**Alt key and D key**at the same time, then release. Then press the**P key**. A*PivotTable and PivotChart**Wizard*will open the first of 3 steps.

**MedAttrib: **author-generated. MS Excel consolidating tables Wizard.

- The data we need for a Consolidated Pivot table will come from more than one existing Excel Pivot table, so select the
**Multiple consolidation ranges**. - Also, choose
**Table**only, then click**Next**. - For
*step 2a*, choose “**I will create the page fields**”, because you will be selecting where the data comes from. - Click
**Next**.

**Step 2b** requires us to tell Excel where the data we want to consolidate is *coming from*. It will be from each of the two Pivot tables in the Pivots worksheet.

- First, while this step is open, enter the Pivots worksheet, then select all of the cells of data in the whole first Pivot table,
**NOT including**any grand total.*NO GRAND TOTAL*, which if included would completely skew your Consolidated Pivot table’s amounts. Once you select the header row and data rows (minus the grand total row), the data range address will pop into the Wizard’s step 2b**Range field**. - Then press the
**Add button**above the range. This will add the range into the window showing the existing range selections. - Next, while still in this step, select all of the cells in the second Pivot table (minus the grand total row) in the Pivots worksheet. Once you select it, the data range will pop into the Wizard’s 3
^{rd}step**Range field**. - Then again press the
**Add button**above the range. Now you should see two data ranges in the window. - Keep the “How many page fields do you want” at the default
**0**.

You should now see two listed ranges of data.

- Click Next to get step 3, which asks where you want the resulting Consolidated Pivot table. In the Existing worksheet field, type
**=$A$7**. This will place your Consolidated Pivot table in the Consolidated worksheet’s cell**A7**. - Click
**Finish**. **SAVE your work**.

A new **pivot** table has now opened in your Consolidated sheet starting at cell **A7**. It doesn’t look very helpful. Let’s tidy it up, first by narrowing it to something we’d like to understand. Let’s say that we’d like to see the sales of only the Business and Home segments, but in percentage (not dollar) format.

- In the C
**onsolidated Pivot**table, use the Row Labels filter to unselect everything, then choose only**Business**and**Home**. - In the PivotTable Fields panel, uncheck the
**Column**. This will remove a column from the Consolidated Pivot table. - In the PivotTable Fields panel, click the arrow in the Sum of Value field. Choose
**Value Field Settings**. - In the Value Field Settings dialog box, choose the
**Show Values As**tab. - In that tab, click the dropdown menu, and select
**% of grand total**, then click**OK**.

**MedAttrib: **author-generated. MS Excel Value Field Settings panel.

- In the resulting changed
**pivot**table, select cells**B8-B10**, and format them with**no decimal point**. - In cell
**A7**, overwrite the text with the word**Segment**.

Now we have a basic Consolidated Pivot table, made from two Pivot tables that came from two biannual Excel basic tables derived from a bigger Excel base table.

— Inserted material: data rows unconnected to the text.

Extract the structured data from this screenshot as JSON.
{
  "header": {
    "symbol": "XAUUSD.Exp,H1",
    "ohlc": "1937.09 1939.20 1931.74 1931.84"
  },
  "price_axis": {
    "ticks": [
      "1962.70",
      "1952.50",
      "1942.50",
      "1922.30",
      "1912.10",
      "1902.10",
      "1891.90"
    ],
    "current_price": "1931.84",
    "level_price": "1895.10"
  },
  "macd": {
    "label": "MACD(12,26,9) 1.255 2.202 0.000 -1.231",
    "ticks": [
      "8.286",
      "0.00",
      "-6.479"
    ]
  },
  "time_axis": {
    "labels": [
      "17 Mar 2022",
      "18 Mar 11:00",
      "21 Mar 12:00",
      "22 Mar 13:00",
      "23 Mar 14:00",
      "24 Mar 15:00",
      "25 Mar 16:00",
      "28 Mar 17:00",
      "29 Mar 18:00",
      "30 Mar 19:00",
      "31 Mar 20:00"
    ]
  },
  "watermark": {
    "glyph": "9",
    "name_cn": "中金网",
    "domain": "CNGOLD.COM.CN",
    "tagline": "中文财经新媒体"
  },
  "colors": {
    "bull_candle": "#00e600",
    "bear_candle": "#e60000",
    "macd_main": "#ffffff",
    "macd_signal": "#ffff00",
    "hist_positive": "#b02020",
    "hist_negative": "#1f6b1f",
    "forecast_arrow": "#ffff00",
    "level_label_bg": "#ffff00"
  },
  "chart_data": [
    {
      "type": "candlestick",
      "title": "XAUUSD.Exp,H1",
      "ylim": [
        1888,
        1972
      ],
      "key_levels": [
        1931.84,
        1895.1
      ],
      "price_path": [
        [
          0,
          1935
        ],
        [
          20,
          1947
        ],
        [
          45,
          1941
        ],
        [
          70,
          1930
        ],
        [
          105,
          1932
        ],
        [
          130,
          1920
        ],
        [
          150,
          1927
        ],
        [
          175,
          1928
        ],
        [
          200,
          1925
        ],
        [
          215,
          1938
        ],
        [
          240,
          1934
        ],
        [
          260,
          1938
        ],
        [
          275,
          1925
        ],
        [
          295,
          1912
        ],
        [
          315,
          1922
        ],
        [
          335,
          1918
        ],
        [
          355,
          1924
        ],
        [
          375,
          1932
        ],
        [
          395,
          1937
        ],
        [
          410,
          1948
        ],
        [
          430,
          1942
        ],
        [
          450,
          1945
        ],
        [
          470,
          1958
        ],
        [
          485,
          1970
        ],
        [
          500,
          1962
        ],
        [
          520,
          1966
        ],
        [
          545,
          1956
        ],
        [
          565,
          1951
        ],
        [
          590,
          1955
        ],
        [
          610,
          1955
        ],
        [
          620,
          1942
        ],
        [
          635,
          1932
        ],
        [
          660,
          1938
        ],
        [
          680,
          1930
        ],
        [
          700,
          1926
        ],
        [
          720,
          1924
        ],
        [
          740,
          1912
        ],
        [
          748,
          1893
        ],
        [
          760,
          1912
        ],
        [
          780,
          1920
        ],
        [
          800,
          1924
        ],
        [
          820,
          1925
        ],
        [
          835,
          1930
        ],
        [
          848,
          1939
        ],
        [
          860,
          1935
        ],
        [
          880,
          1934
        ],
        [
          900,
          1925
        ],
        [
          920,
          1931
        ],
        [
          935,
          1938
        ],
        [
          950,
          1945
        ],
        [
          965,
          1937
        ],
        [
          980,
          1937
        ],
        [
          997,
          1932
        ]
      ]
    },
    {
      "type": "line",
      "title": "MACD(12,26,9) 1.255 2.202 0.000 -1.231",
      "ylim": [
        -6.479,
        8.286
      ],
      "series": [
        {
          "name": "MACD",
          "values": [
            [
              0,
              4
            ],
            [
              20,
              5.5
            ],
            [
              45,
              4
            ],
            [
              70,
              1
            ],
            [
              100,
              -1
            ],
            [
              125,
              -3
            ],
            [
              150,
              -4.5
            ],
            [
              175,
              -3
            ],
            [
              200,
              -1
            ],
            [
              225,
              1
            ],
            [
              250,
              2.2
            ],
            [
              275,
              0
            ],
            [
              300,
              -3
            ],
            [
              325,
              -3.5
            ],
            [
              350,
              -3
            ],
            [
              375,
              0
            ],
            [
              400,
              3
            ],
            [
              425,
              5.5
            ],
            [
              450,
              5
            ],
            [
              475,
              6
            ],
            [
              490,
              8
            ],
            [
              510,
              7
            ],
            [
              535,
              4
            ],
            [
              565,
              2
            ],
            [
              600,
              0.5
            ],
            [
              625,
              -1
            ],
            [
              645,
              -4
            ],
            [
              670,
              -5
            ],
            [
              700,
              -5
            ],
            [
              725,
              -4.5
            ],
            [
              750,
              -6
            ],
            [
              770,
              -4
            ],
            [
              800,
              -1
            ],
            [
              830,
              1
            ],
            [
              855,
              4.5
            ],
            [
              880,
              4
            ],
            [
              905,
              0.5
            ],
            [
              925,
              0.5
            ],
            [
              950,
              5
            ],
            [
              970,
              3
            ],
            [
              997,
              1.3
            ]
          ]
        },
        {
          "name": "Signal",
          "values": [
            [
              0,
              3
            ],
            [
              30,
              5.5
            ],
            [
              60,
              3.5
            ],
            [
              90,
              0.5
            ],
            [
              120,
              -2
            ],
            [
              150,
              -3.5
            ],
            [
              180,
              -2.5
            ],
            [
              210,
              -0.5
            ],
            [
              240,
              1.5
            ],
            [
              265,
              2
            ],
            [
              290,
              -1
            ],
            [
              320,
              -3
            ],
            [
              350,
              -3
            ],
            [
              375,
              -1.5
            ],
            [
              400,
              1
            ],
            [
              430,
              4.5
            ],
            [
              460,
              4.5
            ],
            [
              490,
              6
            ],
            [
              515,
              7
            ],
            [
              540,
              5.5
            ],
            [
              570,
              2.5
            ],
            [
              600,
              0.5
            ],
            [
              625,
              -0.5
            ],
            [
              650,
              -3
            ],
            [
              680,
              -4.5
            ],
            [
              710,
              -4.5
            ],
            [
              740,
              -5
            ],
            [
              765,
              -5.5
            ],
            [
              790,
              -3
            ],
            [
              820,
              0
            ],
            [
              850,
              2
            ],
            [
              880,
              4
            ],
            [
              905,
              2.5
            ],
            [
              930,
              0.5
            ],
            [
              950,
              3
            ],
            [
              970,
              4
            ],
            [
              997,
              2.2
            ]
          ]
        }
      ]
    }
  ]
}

Oh. . . my . . .

How about a slice of pie? Or, more accurately, a *Pie Chart*?

- Click in the Consolidated Pivot table, and in the PivotTable Analyze ribbon, click the
**PivotChart Icon**. This is to create a chart from a Pivot table. - Choose a
**Pie, 3D option**and click**OK**. - Drag the new Pie chart so that it is to the right of the Consolidated Pivot table.
- Right-click on the Pie chart, and in Add Data Labels, choose
**Add Data Callouts**. **SAVE your work**, and close the file. We’re done!

**MedAttrib**: author-generated. MS Excel consolidated table and chart.